▶ [Task statement]:
Pick out each line of the records that includes the string "globe", and copy it.

▶ [Web page and app entries]:
####################
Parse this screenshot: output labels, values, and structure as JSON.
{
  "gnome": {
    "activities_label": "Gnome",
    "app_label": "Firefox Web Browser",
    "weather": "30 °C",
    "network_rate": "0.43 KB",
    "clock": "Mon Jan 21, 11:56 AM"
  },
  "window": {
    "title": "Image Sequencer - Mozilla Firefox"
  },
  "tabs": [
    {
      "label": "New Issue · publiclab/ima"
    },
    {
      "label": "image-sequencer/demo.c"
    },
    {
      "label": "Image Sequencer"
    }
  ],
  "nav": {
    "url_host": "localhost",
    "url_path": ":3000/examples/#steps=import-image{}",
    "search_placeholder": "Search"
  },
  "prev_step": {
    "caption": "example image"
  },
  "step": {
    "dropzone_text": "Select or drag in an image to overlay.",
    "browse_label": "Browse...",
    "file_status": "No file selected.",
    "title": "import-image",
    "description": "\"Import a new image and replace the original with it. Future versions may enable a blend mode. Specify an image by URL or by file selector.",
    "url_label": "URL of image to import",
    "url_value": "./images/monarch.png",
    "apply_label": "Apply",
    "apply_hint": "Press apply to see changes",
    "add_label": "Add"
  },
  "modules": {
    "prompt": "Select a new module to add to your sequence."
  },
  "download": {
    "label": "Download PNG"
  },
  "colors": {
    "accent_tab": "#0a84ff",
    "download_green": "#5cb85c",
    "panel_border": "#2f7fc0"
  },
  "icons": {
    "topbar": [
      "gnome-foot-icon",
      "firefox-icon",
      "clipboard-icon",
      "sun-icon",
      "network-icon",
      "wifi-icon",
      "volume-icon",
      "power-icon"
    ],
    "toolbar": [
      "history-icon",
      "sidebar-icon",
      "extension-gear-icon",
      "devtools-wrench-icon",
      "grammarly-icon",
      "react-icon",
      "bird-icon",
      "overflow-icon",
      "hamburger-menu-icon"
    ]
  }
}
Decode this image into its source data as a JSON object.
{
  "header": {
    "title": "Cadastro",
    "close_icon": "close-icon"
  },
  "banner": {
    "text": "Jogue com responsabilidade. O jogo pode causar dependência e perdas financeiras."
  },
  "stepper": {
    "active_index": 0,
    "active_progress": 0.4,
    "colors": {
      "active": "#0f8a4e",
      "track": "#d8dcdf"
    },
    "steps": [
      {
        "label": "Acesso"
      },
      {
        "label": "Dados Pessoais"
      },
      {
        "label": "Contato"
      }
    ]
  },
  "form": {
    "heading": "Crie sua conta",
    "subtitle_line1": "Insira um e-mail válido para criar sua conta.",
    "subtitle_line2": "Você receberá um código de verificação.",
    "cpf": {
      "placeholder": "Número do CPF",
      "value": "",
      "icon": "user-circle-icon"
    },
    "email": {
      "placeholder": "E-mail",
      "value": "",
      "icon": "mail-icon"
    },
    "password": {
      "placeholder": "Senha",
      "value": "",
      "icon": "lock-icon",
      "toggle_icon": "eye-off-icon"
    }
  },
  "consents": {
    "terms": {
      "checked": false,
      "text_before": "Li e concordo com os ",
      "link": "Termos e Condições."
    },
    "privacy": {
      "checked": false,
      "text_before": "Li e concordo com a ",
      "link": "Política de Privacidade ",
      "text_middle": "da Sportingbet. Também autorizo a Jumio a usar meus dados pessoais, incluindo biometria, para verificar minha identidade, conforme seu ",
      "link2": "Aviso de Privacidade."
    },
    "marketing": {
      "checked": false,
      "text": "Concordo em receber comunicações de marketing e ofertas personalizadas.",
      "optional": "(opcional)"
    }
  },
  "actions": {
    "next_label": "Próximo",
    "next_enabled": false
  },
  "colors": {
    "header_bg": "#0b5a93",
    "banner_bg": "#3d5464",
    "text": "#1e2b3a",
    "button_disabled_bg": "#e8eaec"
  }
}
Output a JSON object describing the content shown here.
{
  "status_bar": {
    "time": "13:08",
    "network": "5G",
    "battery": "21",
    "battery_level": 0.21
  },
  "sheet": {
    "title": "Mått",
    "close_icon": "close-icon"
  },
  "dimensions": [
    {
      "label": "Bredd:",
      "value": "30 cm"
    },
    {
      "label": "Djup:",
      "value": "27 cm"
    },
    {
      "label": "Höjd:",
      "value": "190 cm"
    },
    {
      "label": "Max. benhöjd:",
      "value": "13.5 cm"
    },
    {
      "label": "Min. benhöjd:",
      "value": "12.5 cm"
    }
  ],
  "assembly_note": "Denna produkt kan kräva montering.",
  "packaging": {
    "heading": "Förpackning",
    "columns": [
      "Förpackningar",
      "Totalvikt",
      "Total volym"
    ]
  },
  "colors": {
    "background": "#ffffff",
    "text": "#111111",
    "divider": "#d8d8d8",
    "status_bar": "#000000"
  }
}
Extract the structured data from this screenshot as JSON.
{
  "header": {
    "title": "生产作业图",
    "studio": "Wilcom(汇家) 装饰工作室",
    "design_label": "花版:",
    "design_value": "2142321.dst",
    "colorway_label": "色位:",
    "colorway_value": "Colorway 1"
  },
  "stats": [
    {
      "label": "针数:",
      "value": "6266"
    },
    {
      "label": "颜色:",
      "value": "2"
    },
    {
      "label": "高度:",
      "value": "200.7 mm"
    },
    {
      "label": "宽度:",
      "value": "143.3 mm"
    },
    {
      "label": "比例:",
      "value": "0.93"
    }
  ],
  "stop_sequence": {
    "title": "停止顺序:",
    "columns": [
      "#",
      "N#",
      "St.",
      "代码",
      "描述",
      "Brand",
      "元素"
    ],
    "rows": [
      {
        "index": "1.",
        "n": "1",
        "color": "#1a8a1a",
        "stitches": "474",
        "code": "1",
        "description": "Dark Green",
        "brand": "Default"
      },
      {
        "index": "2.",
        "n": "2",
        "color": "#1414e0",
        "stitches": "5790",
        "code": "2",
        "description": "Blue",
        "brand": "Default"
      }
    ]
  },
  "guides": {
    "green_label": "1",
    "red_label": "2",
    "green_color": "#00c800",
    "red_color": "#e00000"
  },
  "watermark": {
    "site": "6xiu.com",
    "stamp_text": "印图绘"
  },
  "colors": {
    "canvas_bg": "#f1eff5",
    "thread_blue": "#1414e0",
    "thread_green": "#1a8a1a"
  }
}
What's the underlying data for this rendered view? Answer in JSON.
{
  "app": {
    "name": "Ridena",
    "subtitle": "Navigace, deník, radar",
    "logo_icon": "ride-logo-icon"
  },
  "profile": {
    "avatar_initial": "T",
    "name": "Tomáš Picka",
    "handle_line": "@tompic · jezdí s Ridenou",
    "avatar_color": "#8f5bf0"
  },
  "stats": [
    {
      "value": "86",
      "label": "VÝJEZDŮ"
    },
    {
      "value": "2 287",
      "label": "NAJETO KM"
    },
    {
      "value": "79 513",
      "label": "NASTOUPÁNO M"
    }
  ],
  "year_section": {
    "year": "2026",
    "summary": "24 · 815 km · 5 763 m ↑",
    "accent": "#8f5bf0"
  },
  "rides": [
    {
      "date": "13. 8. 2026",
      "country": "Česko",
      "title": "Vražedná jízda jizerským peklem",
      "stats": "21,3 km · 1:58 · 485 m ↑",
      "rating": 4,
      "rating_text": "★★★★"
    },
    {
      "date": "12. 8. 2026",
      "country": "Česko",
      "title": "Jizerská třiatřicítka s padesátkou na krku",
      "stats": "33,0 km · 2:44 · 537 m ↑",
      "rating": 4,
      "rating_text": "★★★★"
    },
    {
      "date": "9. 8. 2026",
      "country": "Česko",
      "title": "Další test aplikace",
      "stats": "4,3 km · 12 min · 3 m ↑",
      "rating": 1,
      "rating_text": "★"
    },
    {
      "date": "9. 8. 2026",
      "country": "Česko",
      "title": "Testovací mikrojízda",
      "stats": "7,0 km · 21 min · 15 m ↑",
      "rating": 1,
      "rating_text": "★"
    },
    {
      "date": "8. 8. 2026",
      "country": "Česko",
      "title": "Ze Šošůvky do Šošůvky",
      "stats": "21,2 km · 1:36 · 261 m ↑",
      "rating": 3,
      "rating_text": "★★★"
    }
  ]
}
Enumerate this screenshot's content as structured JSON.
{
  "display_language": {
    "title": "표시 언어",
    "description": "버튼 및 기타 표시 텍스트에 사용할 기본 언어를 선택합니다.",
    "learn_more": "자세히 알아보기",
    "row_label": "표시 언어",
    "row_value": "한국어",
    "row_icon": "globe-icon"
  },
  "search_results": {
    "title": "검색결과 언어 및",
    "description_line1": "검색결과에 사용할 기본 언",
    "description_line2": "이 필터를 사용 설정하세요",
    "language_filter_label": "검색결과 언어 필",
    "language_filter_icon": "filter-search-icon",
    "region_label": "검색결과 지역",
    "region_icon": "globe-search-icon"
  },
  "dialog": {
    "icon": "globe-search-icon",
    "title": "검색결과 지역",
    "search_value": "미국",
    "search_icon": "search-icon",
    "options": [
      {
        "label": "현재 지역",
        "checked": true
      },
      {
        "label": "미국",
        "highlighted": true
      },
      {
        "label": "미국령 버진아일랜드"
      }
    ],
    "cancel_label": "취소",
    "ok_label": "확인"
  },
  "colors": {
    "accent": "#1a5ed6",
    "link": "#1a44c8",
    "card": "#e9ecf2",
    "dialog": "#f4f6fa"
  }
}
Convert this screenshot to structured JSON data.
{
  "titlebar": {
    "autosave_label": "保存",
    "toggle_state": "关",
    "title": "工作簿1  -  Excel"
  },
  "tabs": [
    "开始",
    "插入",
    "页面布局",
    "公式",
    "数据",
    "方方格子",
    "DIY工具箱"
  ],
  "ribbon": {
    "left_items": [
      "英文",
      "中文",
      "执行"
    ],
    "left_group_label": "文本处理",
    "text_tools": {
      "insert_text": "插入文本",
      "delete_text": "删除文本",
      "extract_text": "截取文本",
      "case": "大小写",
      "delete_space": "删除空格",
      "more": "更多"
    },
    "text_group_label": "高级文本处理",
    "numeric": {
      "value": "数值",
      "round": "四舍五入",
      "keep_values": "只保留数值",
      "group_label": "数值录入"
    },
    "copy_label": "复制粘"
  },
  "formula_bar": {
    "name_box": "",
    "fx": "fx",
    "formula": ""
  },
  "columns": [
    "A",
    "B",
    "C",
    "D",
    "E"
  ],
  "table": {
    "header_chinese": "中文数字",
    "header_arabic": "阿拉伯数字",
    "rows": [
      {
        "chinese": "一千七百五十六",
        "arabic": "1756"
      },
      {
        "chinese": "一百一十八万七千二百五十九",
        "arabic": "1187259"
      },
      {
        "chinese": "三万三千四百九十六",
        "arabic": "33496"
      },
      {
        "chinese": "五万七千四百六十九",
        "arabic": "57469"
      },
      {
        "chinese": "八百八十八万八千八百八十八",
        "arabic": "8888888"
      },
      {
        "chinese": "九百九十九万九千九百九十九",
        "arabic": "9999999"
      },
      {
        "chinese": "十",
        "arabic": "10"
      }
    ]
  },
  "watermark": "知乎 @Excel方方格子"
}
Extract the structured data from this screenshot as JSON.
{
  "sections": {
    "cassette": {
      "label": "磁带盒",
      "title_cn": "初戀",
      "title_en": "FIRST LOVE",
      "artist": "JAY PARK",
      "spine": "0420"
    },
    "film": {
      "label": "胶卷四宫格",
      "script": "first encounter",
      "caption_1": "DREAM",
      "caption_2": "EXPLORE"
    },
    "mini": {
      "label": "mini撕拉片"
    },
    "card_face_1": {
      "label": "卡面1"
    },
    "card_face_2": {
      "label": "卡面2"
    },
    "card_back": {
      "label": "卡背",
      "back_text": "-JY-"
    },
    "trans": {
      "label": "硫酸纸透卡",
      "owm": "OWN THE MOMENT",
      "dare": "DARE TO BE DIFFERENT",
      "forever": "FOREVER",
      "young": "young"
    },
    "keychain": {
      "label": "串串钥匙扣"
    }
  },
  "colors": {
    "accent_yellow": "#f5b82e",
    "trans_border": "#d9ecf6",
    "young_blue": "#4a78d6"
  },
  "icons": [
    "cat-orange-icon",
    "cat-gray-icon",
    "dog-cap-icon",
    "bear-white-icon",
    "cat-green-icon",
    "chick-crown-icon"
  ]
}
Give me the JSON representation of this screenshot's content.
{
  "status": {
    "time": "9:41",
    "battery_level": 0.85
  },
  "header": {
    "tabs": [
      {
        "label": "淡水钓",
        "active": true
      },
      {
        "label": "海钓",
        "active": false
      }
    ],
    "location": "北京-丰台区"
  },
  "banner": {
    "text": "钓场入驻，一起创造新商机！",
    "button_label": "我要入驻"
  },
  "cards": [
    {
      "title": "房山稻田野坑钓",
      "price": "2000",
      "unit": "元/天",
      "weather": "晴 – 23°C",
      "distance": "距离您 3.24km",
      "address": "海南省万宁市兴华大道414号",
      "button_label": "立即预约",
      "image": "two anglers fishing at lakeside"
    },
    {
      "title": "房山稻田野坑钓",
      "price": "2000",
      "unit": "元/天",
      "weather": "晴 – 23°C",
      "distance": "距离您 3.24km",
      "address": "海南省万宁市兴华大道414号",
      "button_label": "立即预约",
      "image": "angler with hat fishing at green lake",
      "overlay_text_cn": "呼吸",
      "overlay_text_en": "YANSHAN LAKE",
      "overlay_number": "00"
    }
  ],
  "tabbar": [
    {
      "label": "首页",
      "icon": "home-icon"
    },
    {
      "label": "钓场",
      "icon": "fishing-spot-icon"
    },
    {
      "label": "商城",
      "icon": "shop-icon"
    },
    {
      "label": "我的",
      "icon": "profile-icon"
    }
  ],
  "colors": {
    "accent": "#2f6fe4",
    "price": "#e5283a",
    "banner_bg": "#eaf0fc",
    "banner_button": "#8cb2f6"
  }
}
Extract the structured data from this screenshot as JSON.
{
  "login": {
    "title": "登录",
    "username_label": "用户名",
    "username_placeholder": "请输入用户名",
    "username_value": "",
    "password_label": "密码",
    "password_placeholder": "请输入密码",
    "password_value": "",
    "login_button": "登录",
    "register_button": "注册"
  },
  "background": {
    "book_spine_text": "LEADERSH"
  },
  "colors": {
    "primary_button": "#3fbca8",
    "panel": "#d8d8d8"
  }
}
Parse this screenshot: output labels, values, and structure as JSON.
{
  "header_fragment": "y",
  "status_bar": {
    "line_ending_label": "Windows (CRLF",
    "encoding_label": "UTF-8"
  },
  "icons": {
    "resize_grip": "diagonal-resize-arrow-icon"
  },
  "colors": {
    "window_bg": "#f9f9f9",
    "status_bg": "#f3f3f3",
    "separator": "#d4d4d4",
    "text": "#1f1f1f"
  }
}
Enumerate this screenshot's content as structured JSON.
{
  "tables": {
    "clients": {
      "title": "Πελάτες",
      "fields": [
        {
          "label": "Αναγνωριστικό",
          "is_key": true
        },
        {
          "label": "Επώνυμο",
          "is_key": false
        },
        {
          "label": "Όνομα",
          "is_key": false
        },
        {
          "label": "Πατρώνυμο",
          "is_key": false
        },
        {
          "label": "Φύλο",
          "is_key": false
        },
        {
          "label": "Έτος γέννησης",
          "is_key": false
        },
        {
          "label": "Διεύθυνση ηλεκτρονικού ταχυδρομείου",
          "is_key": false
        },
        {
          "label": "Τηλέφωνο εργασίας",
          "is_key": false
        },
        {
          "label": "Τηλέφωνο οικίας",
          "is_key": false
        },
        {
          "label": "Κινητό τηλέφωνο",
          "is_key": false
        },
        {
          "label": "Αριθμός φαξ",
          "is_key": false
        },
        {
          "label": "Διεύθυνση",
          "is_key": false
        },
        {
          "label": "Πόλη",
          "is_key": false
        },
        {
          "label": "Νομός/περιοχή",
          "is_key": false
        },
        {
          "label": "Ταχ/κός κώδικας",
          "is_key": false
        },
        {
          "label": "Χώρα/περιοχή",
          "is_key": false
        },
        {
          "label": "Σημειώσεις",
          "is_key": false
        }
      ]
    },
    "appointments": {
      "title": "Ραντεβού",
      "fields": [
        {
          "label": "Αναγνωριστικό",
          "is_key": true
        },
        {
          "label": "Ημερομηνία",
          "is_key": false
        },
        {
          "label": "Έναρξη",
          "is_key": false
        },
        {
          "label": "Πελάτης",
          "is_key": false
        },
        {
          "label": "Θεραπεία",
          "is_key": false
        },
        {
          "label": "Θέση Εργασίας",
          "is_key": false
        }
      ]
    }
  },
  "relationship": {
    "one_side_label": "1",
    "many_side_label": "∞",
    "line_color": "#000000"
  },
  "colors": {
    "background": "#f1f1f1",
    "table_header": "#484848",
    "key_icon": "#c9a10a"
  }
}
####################
▶ [Exercise answer]:
    "row_icon": "globe-icon"
    "region_icon": "globe-search-icon"
    "icon": "globe-search-icon",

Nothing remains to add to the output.